» **THE RECORDS**
• • • • •

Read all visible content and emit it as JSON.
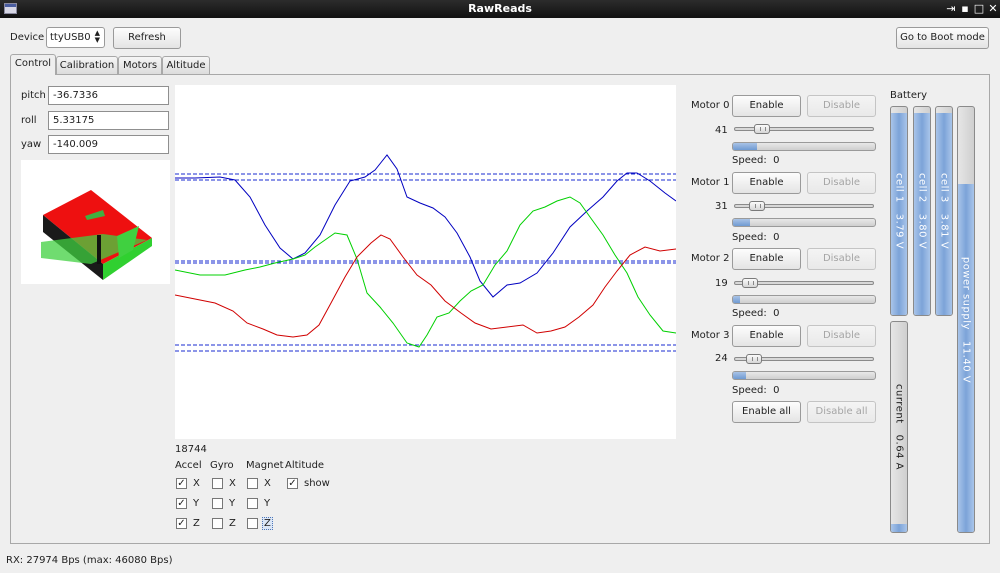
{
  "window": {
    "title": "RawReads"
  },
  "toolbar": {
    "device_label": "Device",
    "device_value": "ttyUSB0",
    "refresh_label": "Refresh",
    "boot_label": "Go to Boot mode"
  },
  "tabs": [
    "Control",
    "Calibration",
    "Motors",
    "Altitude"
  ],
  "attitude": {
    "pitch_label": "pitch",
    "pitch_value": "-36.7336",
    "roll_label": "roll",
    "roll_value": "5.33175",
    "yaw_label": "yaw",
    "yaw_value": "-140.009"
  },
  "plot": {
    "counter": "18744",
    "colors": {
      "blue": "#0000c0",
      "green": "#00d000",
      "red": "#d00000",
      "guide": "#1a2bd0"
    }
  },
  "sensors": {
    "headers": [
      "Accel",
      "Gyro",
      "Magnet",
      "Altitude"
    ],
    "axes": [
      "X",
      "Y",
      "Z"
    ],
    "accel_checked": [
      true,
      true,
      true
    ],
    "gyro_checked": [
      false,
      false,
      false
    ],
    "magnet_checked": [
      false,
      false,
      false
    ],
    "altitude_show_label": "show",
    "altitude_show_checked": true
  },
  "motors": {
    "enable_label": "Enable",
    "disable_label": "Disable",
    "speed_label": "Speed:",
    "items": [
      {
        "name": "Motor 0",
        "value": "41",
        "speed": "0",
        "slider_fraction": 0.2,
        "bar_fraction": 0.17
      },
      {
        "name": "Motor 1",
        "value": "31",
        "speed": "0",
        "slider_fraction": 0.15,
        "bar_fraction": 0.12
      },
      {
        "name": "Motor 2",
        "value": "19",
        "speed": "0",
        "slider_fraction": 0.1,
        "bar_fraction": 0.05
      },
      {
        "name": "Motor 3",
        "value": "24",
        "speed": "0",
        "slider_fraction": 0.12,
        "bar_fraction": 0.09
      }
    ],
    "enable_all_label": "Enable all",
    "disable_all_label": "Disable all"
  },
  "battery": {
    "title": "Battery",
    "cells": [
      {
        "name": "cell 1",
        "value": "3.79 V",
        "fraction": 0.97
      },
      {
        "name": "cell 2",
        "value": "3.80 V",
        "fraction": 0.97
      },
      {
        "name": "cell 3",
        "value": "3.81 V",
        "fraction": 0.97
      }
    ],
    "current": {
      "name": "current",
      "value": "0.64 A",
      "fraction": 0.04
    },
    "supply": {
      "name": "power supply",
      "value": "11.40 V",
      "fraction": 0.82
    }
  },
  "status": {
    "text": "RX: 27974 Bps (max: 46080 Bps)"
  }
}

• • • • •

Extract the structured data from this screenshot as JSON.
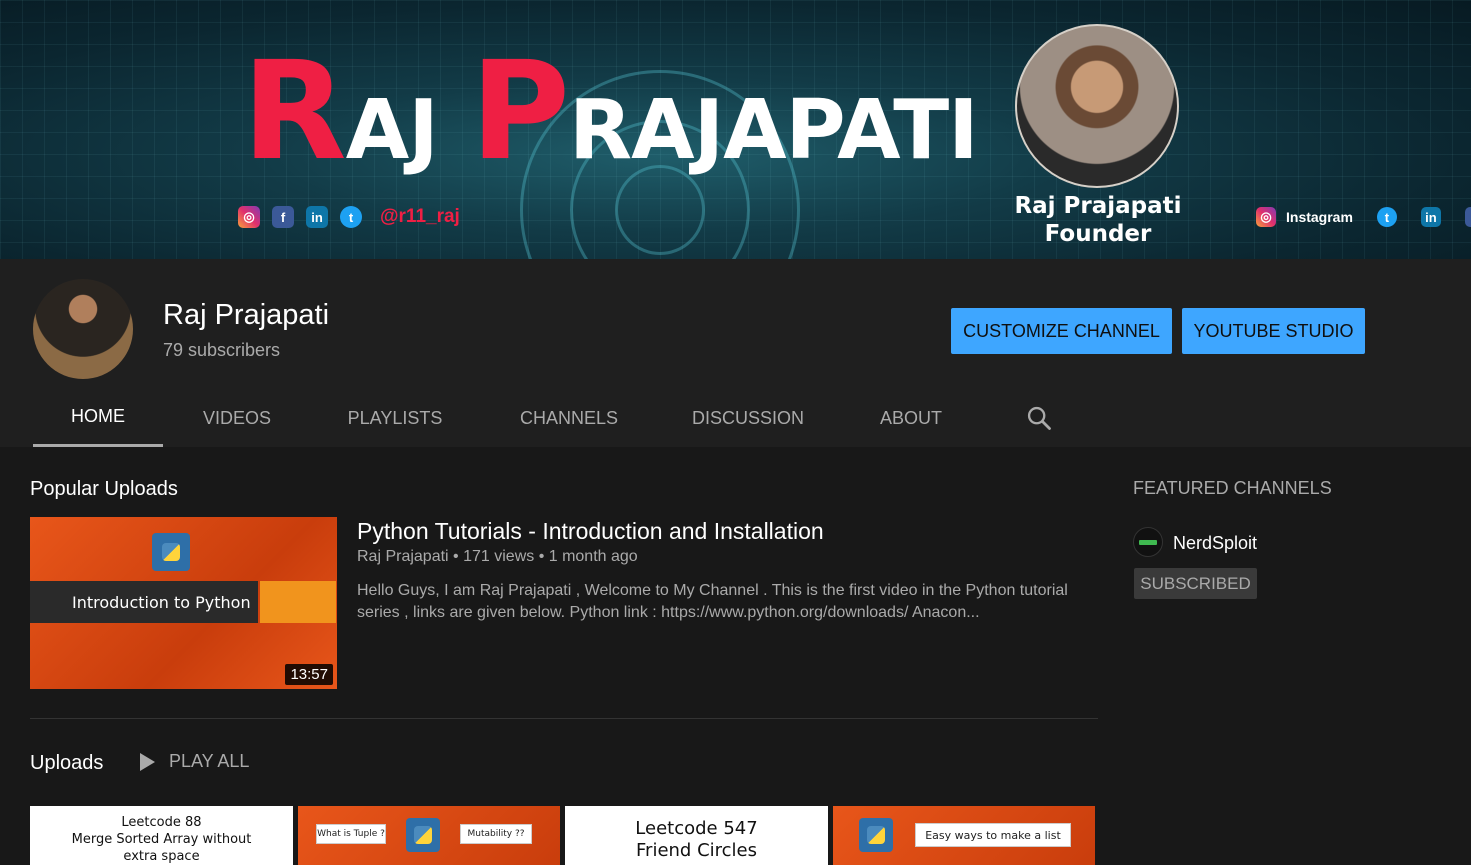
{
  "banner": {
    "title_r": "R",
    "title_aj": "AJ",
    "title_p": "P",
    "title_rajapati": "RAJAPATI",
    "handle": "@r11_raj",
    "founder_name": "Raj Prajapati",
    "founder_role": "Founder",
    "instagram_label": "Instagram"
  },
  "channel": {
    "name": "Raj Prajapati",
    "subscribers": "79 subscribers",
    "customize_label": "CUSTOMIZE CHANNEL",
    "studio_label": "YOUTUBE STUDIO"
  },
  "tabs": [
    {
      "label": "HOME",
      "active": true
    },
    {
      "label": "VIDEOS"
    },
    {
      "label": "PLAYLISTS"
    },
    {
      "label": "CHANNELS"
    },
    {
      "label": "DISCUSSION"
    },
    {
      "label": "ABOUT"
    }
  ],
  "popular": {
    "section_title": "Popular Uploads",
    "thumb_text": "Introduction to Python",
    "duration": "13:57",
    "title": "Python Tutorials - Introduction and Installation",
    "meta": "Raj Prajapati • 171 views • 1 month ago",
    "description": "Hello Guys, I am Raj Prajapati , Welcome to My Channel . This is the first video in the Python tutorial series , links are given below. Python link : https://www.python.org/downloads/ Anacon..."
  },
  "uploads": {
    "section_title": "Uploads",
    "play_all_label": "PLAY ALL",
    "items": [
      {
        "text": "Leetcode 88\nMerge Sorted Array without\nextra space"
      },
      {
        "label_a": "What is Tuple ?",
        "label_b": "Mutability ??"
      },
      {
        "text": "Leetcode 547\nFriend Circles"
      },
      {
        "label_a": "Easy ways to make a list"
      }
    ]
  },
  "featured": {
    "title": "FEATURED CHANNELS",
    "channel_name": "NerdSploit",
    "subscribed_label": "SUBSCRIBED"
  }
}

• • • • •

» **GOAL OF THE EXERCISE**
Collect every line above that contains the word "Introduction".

» **WRITTEN RESPONSE**
    "thumb_text": "Introduction to Python",
    "title": "Python Tutorials - Introduction and Installation",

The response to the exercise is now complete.